In the wake of this weekend’s mass shootings in El Paso, Texas, and Dayton, Ohio, President Donald Trump and U.S. lawmakers turned yet again to a familiar scapegoat: violent video games.
On Sunday, Republican House Minority Leader Kevin McCarthy told Fox News, “The idea of these video games that dehumanize individuals to have a game of shooting individuals and others — I’ve always felt that is a problem for future generations and others.” (There is no evidence this is true.)
“We must stop the glorification of violence in our society,” Trump said Monday morning. “This includes the gruesome and grisly video games that are now commonplace. It is too easy today for troubled youth to surround themselves with a culture that celebrates violence.”
Former Vice President Joe Biden weighed in as well. “It is not healthy having these games teaching kids this dispassionate notion you can… blow their brains out,” he said on CNN Monday evening.
Online, teen gamers protested. They’re sick of being targeted by politicians and pundits who are scrambling to avoid confronting the misogyny, white supremacy and lax weapon regulations at the heart of our country’s mass-shooting crisis. So they’re responding the best way they know how: by roasting the olds with memes.
I spoke with a few of the teens behind these viral responses. They know they’re smack in the middle of some bullshit political crosshairs, and they can see exactly what’s going on. “Since it’s mostly conservatives saying video games cause mass shootings, it would be hard for them to concede to liberals and talk about gun control or talk about Trump’s rhetoric and how it indirectly can cause people to go after immigrants or people of color,” says Jack, a 15-year-old gamer from New York City. He points out that the El Paso shooter, a 21-year-old white man, reportedly wrote in his manifesto, “This attack is a response to the Hispanic invasion of Texas.”
“I was angry that Boomers and media are saying that video games are the cause of these shootings,” says Victor, a teen gamer from Romania, on why he created a few memes. “But it’s just that people can buy guns to easily.”
Video games don’t “mind-control you as the media makes it seem,” says Gil, a 13-year-old of Mexican descent who was born in Texas and now lives in Puerto Rico. Gil grew up playing violent video games, often alongside his father. He’s been a fan of God of War and Mortal Kombat since he was 8 years old. They’re simply his favorite form of entertainment, he says. “Imagine if a generation prior to theirs had said violent books cause violence,” Gil points out. “They would have defended reading much like we’re defending games today.”

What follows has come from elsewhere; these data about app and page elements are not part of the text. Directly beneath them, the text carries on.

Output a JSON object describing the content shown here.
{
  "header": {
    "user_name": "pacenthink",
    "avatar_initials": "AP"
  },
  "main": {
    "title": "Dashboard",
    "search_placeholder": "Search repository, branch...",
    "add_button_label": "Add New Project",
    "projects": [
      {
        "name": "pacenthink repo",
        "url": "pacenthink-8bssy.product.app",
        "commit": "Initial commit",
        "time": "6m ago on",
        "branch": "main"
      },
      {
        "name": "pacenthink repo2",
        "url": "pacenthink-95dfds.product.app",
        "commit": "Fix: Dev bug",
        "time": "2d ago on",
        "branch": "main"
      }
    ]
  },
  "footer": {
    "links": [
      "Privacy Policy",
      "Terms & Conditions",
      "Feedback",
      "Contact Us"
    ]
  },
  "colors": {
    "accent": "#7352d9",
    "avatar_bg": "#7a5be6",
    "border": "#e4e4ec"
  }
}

Some of these politically vocal teen gamers live outside the U.S., but they stay connected with American teens through games like Minecraft and Call of Duty, chatting with their gaming networks on Reddit and Discord. Some are also from similarly politically divided countries, struggling to manage violence, racism and high death rates. “They blame games on making us bad, when in reality it’s them,” says a teenage gamer who lives in South Africa, which has a similar rate of gun deaths to the U.S. “Games are our only escape.”
Indeed, multi-user, interactive-universe games like Fortnite can actually be a positive resource for teens who struggle with issues like anxiety and depression. An anonymous Fortnite player told MEL this year, “All I can say at this point is that when I feel lonely and depressed, I turn on my PS4 and play online, [and] the pain stops.”
The idea that video games are connected to mass shootings has been around since even before the Columbine attacks in 1999. In 2012, following the death of 36 children at Sandy Hook Elementary in Newtown, Connecticut, NRA Chief Executive Wayne LaPierre blamed entertainment media. He called Mortal Kombat, Grand Theft Auto and the video game industry a “corrupting shadow industry that sells, and sows, violence against its own people.”
Evidence tells a different story about the Newtown shooting. The killer, Adam Lanza, was influenced by ad campaigns in gun magazines, including NRA’s American Rifleman. Advertisements for Bushmaster Firearms AR-15 style rifles, used in the Newton and 2018 Nashville Waffle House shootings, featured taglines like “Consider Your Man Card Reissued” and “Forces of Opposition Bow Down.”
So let’s put this to bed once and for all: As CNN reported Monday afternoon, U.S. video game sales are officially not linked to the firearm homicide rate. Or, as Gil says in response to the report, “That’s basically what we’ve known all along.”